[PROBLEM TO SOLVE]:
The data should be printed in full, character for character.

═══ WORKING DATA

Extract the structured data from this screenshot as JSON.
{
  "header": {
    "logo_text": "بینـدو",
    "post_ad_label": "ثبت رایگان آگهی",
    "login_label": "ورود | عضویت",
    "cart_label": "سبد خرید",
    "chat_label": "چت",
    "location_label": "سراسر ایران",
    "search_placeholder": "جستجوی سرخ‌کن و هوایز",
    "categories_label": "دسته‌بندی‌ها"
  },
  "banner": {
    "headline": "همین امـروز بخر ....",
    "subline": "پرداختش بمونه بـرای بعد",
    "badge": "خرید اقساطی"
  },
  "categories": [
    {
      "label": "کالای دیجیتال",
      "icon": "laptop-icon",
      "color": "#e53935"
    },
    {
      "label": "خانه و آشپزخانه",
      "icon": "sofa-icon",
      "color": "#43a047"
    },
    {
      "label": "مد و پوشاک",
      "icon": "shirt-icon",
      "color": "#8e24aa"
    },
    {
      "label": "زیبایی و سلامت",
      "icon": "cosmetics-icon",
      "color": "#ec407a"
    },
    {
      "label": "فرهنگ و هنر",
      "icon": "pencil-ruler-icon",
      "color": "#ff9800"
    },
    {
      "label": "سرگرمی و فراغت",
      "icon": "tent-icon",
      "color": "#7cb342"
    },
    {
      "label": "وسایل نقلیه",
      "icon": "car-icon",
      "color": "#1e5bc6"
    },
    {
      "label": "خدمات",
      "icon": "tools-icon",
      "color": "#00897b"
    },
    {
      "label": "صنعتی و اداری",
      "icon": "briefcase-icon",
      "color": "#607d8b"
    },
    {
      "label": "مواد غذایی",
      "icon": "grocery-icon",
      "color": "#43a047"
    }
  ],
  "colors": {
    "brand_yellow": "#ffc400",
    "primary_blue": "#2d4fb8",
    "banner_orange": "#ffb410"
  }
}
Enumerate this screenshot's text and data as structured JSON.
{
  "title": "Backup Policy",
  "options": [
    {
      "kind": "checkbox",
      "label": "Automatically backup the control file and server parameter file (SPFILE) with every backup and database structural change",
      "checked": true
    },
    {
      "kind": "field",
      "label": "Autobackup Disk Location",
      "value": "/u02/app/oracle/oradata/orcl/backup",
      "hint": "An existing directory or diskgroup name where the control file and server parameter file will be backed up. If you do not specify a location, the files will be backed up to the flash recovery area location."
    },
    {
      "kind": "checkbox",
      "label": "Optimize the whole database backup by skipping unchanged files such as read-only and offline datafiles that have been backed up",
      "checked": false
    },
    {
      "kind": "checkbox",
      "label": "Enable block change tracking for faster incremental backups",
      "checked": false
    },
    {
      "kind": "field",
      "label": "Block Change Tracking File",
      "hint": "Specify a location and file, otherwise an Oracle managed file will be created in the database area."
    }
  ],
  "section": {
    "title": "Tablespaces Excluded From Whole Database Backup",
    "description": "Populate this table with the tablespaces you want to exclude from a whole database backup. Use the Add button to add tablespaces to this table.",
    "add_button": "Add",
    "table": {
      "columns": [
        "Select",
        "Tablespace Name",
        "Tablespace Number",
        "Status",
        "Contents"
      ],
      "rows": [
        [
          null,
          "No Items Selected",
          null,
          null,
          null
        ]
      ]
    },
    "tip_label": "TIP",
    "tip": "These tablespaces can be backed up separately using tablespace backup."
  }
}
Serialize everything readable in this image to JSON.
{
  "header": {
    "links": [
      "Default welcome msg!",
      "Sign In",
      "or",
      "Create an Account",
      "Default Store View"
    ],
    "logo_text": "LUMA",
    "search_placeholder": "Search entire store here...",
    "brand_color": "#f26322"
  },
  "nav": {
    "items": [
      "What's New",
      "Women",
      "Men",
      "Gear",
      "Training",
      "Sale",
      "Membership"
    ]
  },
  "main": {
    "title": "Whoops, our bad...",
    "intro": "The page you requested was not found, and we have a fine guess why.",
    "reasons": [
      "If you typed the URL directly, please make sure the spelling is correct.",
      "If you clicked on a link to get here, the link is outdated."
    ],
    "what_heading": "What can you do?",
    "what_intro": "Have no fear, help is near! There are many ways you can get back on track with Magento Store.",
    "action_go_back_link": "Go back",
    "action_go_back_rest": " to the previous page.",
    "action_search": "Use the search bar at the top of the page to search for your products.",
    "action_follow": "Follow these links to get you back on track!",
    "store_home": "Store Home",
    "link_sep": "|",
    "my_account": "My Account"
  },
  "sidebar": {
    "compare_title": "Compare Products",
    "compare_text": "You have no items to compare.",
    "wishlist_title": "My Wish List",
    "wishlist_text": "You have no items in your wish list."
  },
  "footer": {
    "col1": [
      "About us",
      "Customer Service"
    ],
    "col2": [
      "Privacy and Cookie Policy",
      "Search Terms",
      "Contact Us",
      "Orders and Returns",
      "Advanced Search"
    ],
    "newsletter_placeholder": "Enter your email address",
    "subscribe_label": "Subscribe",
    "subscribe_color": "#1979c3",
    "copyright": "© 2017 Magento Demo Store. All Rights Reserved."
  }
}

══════

[TASK RESULT]:
Extract the structured data from this screenshot as JSON.
{
  "header": {
    "logo_text": "بینـدو",
    "post_ad_label": "ثبت رایگان آگهی",
    "login_label": "ورود | عضویت",
    "cart_label": "سبد خرید",
    "chat_label": "چت",
    "location_label": "سراسر ایران",
    "search_placeholder": "جستجوی سرخ‌کن و هوایز",
    "categories_label": "دسته‌بندی‌ها"
  },
  "banner": {
    "headline": "همین امـروز بخر ....",
    "subline": "پرداختش بمونه بـرای بعد",
    "badge": "خرید اقساطی"
  },
  "categories": [
    {
      "label": "کالای دیجیتال",
      "icon": "laptop-icon",
      "color": "#e53935"
    },
    {
      "label": "خانه و آشپزخانه",
      "icon": "sofa-icon",
      "color": "#43a047"
    },
    {
      "label": "مد و پوشاک",
      "icon": "shirt-icon",
      "color": "#8e24aa"
    },
    {
      "label": "زیبایی و سلامت",
      "icon": "cosmetics-icon",
      "color": "#ec407a"
    },
    {
      "label": "فرهنگ و هنر",
      "icon": "pencil-ruler-icon",
      "color": "#ff9800"
    },
    {
      "label": "سرگرمی و فراغت",
      "icon": "tent-icon",
      "color": "#7cb342"
    },
    {
      "label": "وسایل نقلیه",
      "icon": "car-icon",
      "color": "#1e5bc6"
    },
    {
      "label": "خدمات",
      "icon": "tools-icon",
      "color": "#00897b"
    },
    {
      "label": "صنعتی و اداری",
      "icon": "briefcase-icon",
      "color": "#607d8b"
    },
    {
      "label": "مواد غذایی",
      "icon": "grocery-icon",
      "color": "#43a047"
    }
  ],
  "colors": {
    "brand_yellow": "#ffc400",
    "primary_blue": "#2d4fb8",
    "banner_orange": "#ffb410"
  }
}
Enumerate this screenshot's text and data as structured JSON.
{
  "title": "Backup Policy",
  "options": [
    {
      "kind": "checkbox",
      "label": "Automatically backup the control file and server parameter file (SPFILE) with every backup and database structural change",
      "checked": true
    },
    {
      "kind": "field",
      "label": "Autobackup Disk Location",
      "value": "/u02/app/oracle/oradata/orcl/backup",
      "hint": "An existing directory or diskgroup name where the control file and server parameter file will be backed up. If you do not specify a location, the files will be backed up to the flash recovery area location."
    },
    {
      "kind": "checkbox",
      "label": "Optimize the whole database backup by skipping unchanged files such as read-only and offline datafiles that have been backed up",
      "checked": false
    },
    {
      "kind": "checkbox",
      "label": "Enable block change tracking for faster incremental backups",
      "checked": false
    },
    {
      "kind": "field",
      "label": "Block Change Tracking File",
      "hint": "Specify a location and file, otherwise an Oracle managed file will be created in the database area."
    }
  ],
  "section": {
    "title": "Tablespaces Excluded From Whole Database Backup",
    "description": "Populate this table with the tablespaces you want to exclude from a whole database backup. Use the Add button to add tablespaces to this table.",
    "add_button": "Add",
    "table": {
      "columns": [
        "Select",
        "Tablespace Name",
        "Tablespace Number",
        "Status",
        "Contents"
      ],
      "rows": [
        [
          null,
          "No Items Selected",
          null,
          null,
          null
        ]
      ]
    },
    "tip_label": "TIP",
    "tip": "These tablespaces can be backed up separately using tablespace backup."
  }
}
Serialize everything readable in this image to JSON.
{
  "header": {
    "links": [
      "Default welcome msg!",
      "Sign In",
      "or",
      "Create an Account",
      "Default Store View"
    ],
    "logo_text": "LUMA",
    "search_placeholder": "Search entire store here...",
    "brand_color": "#f26322"
  },
  "nav": {
    "items": [
      "What's New",
      "Women",
      "Men",
      "Gear",
      "Training",
      "Sale",
      "Membership"
    ]
  },
  "main": {
    "title": "Whoops, our bad...",
    "intro": "The page you requested was not found, and we have a fine guess why.",
    "reasons": [
      "If you typed the URL directly, please make sure the spelling is correct.",
      "If you clicked on a link to get here, the link is outdated."
    ],
    "what_heading": "What can you do?",
    "what_intro": "Have no fear, help is near! There are many ways you can get back on track with Magento Store.",
    "action_go_back_link": "Go back",
    "action_go_back_rest": " to the previous page.",
    "action_search": "Use the search bar at the top of the page to search for your products.",
    "action_follow": "Follow these links to get you back on track!",
    "store_home": "Store Home",
    "link_sep": "|",
    "my_account": "My Account"
  },
  "sidebar": {
    "compare_title": "Compare Products",
    "compare_text": "You have no items to compare.",
    "wishlist_title": "My Wish List",
    "wishlist_text": "You have no items in your wish list."
  },
  "footer": {
    "col1": [
      "About us",
      "Customer Service"
    ],
    "col2": [
      "Privacy and Cookie Policy",
      "Search Terms",
      "Contact Us",
      "Orders and Returns",
      "Advanced Search"
    ],
    "newsletter_placeholder": "Enter your email address",
    "subscribe_label": "Subscribe",
    "subscribe_color": "#1979c3",
    "copyright": "© 2017 Magento Demo Store. All Rights Reserved."
  }
}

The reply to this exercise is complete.